▶ Description of the task
The task calls for every line of the data to be retyped exactly.

▶ Data for this task
* * * *
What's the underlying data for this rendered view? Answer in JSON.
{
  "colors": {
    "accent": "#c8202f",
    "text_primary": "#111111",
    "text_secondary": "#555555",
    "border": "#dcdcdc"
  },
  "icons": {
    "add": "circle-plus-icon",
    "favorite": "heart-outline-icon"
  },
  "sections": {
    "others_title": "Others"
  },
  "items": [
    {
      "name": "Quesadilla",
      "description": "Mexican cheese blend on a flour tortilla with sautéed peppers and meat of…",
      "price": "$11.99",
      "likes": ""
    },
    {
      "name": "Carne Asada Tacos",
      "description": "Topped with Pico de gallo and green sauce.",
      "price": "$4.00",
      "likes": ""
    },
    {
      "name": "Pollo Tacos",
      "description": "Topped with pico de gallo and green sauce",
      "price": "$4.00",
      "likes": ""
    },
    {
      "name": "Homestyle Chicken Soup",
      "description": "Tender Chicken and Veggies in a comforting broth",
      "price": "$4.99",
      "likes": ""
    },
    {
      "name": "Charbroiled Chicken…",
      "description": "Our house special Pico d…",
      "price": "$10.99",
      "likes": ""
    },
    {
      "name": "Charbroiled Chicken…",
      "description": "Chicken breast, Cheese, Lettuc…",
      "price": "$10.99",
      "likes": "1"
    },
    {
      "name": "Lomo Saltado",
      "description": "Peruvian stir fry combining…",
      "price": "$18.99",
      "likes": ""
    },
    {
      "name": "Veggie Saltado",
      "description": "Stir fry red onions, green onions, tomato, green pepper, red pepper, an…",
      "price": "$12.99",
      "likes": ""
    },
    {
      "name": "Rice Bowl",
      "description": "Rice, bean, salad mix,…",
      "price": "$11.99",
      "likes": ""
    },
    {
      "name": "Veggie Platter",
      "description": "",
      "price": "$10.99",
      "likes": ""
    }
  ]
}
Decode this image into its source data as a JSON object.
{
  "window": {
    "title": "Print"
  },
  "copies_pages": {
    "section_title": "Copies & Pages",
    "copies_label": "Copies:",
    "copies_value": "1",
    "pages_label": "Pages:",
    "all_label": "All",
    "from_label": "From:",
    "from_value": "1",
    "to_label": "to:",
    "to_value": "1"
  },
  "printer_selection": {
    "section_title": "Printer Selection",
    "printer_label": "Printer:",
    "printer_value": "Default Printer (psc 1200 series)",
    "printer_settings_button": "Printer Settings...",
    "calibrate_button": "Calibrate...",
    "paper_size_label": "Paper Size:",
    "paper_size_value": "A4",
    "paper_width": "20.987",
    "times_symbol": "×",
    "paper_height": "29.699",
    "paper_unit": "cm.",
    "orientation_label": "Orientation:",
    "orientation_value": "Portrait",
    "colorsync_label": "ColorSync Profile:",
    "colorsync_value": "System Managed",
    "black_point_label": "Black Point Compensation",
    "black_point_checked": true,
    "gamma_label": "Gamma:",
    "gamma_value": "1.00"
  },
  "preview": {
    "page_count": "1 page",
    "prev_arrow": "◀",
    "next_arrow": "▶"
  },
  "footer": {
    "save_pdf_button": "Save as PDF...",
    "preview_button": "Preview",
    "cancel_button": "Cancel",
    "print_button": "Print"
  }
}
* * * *
▶ Answer space
What's the underlying data for this rendered view? Answer in JSON.
{
  "colors": {
    "accent": "#c8202f",
    "text_primary": "#111111",
    "text_secondary": "#555555",
    "border": "#dcdcdc"
  },
  "icons": {
    "add": "circle-plus-icon",
    "favorite": "heart-outline-icon"
  },
  "sections": {
    "others_title": "Others"
  },
  "items": [
    {
      "name": "Quesadilla",
      "description": "Mexican cheese blend on a flour tortilla with sautéed peppers and meat of…",
      "price": "$11.99",
      "likes": ""
    },
    {
      "name": "Carne Asada Tacos",
      "description": "Topped with Pico de gallo and green sauce.",
      "price": "$4.00",
      "likes": ""
    },
    {
      "name": "Pollo Tacos",
      "description": "Topped with pico de gallo and green sauce",
      "price": "$4.00",
      "likes": ""
    },
    {
      "name": "Homestyle Chicken Soup",
      "description": "Tender Chicken and Veggies in a comforting broth",
      "price": "$4.99",
      "likes": ""
    },
    {
      "name": "Charbroiled Chicken…",
      "description": "Our house special Pico d…",
      "price": "$10.99",
      "likes": ""
    },
    {
      "name": "Charbroiled Chicken…",
      "description": "Chicken breast, Cheese, Lettuc…",
      "price": "$10.99",
      "likes": "1"
    },
    {
      "name": "Lomo Saltado",
      "description": "Peruvian stir fry combining…",
      "price": "$18.99",
      "likes": ""
    },
    {
      "name": "Veggie Saltado",
      "description": "Stir fry red onions, green onions, tomato, green pepper, red pepper, an…",
      "price": "$12.99",
      "likes": ""
    },
    {
      "name": "Rice Bowl",
      "description": "Rice, bean, salad mix,…",
      "price": "$11.99",
      "likes": ""
    },
    {
      "name": "Veggie Platter",
      "description": "",
      "price": "$10.99",
      "likes": ""
    }
  ]
}
Decode this image into its source data as a JSON object.
{
  "window": {
    "title": "Print"
  },
  "copies_pages": {
    "section_title": "Copies & Pages",
    "copies_label": "Copies:",
    "copies_value": "1",
    "pages_label": "Pages:",
    "all_label": "All",
    "from_label": "From:",
    "from_value": "1",
    "to_label": "to:",
    "to_value": "1"
  },
  "printer_selection": {
    "section_title": "Printer Selection",
    "printer_label": "Printer:",
    "printer_value": "Default Printer (psc 1200 series)",
    "printer_settings_button": "Printer Settings...",
    "calibrate_button": "Calibrate...",
    "paper_size_label": "Paper Size:",
    "paper_size_value": "A4",
    "paper_width": "20.987",
    "times_symbol": "×",
    "paper_height": "29.699",
    "paper_unit": "cm.",
    "orientation_label": "Orientation:",
    "orientation_value": "Portrait",
    "colorsync_label": "ColorSync Profile:",
    "colorsync_value": "System Managed",
    "black_point_label": "Black Point Compensation",
    "black_point_checked": true,
    "gamma_label": "Gamma:",
    "gamma_value": "1.00"
  },
  "preview": {
    "page_count": "1 page",
    "prev_arrow": "◀",
    "next_arrow": "▶"
  },
  "footer": {
    "save_pdf_button": "Save as PDF...",
    "preview_button": "Preview",
    "cancel_button": "Cancel",
    "print_button": "Print"
  }
}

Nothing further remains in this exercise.